-- Available records follows --

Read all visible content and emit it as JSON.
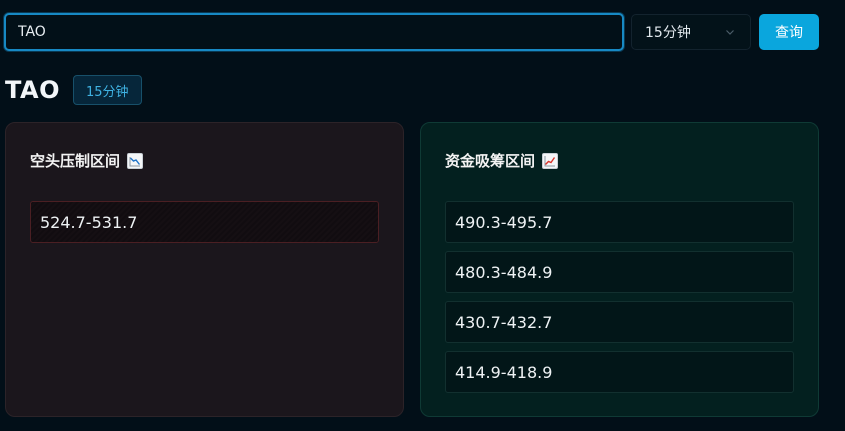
{
  "search": {
    "value": "TAO"
  },
  "interval_select": {
    "selected": "15分钟"
  },
  "query_button": {
    "label": "查询"
  },
  "header": {
    "symbol": "TAO",
    "interval_tag": "15分钟"
  },
  "short_panel": {
    "title": "空头压制区间",
    "icon": "chart-decreasing-icon",
    "accent": "#4b1f23",
    "ranges": [
      "524.7-531.7"
    ]
  },
  "long_panel": {
    "title": "资金吸筹区间",
    "icon": "chart-increasing-icon",
    "accent": "#12302f",
    "ranges": [
      "490.3-495.7",
      "480.3-484.9",
      "430.7-432.7",
      "414.9-418.9"
    ]
  },
  "colors": {
    "background": "#020f18",
    "accent_blue": "#0aa6dd",
    "tag_text": "#3fb2e2"
  }
}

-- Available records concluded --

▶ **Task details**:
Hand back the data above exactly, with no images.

▶ **Solution**:
Read all visible content and emit it as JSON.
{
  "search": {
    "value": "TAO"
  },
  "interval_select": {
    "selected": "15分钟"
  },
  "query_button": {
    "label": "查询"
  },
  "header": {
    "symbol": "TAO",
    "interval_tag": "15分钟"
  },
  "short_panel": {
    "title": "空头压制区间",
    "icon": "chart-decreasing-icon",
    "accent": "#4b1f23",
    "ranges": [
      "524.7-531.7"
    ]
  },
  "long_panel": {
    "title": "资金吸筹区间",
    "icon": "chart-increasing-icon",
    "accent": "#12302f",
    "ranges": [
      "490.3-495.7",
      "480.3-484.9",
      "430.7-432.7",
      "414.9-418.9"
    ]
  },
  "colors": {
    "background": "#020f18",
    "accent_blue": "#0aa6dd",
    "tag_text": "#3fb2e2"
  }
}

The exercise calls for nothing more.